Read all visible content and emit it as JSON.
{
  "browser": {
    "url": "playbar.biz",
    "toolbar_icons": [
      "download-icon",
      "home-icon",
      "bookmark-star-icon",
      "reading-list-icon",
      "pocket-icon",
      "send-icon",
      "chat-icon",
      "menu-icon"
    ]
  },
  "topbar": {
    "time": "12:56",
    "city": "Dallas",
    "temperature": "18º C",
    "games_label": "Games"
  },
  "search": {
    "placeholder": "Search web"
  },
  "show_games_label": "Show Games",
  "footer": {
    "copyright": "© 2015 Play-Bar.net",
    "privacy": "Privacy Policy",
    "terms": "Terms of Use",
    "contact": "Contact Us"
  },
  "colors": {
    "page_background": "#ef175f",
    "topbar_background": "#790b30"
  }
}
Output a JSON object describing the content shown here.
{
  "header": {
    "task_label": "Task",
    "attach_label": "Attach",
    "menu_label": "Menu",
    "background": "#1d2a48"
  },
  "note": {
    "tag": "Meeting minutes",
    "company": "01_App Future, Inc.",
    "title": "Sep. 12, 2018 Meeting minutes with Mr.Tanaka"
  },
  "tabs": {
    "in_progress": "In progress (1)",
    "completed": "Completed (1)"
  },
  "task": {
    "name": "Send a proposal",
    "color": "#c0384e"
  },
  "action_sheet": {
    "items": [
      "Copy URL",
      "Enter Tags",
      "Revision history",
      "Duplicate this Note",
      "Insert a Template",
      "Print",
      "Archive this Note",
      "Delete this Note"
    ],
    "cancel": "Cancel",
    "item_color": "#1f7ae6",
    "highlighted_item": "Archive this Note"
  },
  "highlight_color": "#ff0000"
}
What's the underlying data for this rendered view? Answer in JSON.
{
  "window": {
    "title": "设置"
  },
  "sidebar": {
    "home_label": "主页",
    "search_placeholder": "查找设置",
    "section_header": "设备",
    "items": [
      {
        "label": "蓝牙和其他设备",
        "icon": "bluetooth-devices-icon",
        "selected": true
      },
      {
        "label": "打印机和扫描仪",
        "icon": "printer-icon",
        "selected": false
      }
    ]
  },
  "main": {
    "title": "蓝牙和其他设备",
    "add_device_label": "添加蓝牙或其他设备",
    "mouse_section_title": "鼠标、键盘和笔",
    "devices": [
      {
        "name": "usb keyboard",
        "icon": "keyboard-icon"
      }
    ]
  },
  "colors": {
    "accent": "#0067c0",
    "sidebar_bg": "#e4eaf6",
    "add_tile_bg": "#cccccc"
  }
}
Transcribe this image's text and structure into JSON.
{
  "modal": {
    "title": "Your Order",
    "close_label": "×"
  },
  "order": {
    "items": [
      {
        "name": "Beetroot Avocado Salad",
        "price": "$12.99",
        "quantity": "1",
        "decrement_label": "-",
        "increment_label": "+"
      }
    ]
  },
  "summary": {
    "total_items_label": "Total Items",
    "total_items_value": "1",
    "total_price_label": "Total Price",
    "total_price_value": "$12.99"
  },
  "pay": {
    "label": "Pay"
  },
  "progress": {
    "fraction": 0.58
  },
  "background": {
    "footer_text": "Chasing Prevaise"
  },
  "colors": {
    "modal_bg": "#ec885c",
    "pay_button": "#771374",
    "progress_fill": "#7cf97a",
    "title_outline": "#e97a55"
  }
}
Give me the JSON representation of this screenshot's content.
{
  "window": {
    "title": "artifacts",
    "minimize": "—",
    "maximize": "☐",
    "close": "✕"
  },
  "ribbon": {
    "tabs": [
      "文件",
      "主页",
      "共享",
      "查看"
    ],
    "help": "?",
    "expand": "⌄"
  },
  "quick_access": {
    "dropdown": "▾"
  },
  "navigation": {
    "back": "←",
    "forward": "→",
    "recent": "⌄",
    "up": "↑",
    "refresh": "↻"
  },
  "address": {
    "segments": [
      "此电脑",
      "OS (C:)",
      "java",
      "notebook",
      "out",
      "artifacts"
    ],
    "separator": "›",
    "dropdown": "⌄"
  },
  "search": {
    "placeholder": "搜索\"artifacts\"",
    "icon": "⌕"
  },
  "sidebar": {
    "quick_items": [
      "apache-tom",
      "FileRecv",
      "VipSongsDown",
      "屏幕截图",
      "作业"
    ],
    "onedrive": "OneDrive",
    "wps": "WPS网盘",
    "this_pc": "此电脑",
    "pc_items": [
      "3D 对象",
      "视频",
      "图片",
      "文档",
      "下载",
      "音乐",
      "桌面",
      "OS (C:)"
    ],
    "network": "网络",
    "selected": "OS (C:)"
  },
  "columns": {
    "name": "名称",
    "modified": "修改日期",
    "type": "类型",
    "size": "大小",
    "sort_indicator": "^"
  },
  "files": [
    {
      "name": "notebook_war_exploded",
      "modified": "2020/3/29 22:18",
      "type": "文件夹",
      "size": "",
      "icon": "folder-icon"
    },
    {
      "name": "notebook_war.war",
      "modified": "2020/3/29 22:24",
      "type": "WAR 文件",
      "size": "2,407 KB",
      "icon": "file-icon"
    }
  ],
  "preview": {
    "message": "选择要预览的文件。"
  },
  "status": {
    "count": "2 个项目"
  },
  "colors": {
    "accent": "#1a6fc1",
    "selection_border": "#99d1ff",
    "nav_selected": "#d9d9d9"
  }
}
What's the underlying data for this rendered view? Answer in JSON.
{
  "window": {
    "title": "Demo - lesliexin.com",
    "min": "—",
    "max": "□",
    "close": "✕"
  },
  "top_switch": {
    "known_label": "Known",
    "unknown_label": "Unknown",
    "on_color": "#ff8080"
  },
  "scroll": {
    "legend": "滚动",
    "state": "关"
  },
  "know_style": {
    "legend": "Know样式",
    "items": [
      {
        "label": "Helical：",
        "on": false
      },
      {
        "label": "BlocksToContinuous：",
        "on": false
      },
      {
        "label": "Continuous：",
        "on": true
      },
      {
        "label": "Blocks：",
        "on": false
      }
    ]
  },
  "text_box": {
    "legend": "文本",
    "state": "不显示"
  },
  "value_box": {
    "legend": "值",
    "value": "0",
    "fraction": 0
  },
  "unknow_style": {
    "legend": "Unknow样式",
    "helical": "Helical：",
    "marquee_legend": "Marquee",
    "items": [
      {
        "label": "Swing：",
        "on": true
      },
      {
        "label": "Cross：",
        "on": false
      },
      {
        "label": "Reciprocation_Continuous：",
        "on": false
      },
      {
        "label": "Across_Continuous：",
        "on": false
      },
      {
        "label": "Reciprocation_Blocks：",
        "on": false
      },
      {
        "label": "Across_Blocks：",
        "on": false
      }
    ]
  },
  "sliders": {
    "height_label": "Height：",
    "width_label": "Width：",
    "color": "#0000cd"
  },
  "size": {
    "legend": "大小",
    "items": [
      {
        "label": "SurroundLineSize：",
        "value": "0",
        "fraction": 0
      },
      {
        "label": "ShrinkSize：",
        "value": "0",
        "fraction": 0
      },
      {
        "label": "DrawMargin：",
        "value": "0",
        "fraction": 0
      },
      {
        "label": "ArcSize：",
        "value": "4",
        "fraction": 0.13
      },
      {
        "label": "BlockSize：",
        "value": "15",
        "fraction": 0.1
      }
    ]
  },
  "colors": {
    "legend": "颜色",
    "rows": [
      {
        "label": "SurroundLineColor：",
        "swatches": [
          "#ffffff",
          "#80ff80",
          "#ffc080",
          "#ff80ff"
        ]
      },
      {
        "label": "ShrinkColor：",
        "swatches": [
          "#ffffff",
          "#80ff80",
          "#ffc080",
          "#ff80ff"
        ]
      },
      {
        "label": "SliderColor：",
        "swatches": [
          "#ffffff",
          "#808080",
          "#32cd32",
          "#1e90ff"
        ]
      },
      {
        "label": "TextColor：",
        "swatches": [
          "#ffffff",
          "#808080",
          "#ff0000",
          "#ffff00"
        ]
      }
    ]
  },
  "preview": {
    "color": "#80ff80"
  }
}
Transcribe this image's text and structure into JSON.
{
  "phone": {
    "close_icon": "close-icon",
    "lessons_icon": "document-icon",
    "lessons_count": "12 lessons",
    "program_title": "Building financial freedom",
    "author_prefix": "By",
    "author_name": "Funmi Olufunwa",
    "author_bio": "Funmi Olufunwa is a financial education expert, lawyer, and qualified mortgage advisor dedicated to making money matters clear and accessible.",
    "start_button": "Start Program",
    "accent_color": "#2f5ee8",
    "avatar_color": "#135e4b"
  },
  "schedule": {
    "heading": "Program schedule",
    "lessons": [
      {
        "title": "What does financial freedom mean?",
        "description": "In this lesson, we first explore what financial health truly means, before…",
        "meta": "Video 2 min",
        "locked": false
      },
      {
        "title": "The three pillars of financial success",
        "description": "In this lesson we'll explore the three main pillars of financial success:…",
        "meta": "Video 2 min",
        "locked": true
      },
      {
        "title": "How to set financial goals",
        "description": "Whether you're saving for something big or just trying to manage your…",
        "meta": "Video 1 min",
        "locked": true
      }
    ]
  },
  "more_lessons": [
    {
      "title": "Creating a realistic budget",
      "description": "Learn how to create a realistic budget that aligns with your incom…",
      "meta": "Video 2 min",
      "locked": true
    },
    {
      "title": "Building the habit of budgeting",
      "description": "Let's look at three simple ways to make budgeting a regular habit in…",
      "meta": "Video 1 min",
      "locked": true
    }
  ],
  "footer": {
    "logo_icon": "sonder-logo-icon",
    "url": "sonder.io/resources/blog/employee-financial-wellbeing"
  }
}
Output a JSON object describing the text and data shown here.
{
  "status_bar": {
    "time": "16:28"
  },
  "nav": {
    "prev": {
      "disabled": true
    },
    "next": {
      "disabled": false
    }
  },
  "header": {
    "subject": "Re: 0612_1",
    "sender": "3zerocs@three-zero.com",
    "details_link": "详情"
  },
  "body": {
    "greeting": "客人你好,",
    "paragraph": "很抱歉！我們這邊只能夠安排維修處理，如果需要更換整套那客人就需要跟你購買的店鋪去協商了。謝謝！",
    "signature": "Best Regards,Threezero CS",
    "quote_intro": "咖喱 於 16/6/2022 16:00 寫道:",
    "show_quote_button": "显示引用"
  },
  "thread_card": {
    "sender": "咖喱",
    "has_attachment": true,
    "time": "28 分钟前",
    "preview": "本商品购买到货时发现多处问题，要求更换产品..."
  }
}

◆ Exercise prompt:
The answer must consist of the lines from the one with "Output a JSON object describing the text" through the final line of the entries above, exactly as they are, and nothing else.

◆ Reply to the task:
Output a JSON object describing the text and data shown here.
{
  "status_bar": {
    "time": "16:28"
  },
  "nav": {
    "prev": {
      "disabled": true
    },
    "next": {
      "disabled": false
    }
  },
  "header": {
    "subject": "Re: 0612_1",
    "sender": "3zerocs@three-zero.com",
    "details_link": "详情"
  },
  "body": {
    "greeting": "客人你好,",
    "paragraph": "很抱歉！我們這邊只能夠安排維修處理，如果需要更換整套那客人就需要跟你購買的店鋪去協商了。謝謝！",
    "signature": "Best Regards,Threezero CS",
    "quote_intro": "咖喱 於 16/6/2022 16:00 寫道:",
    "show_quote_button": "显示引用"
  },
  "thread_card": {
    "sender": "咖喱",
    "has_attachment": true,
    "time": "28 分钟前",
    "preview": "本商品购买到货时发现多处问题，要求更换产品..."
  }
}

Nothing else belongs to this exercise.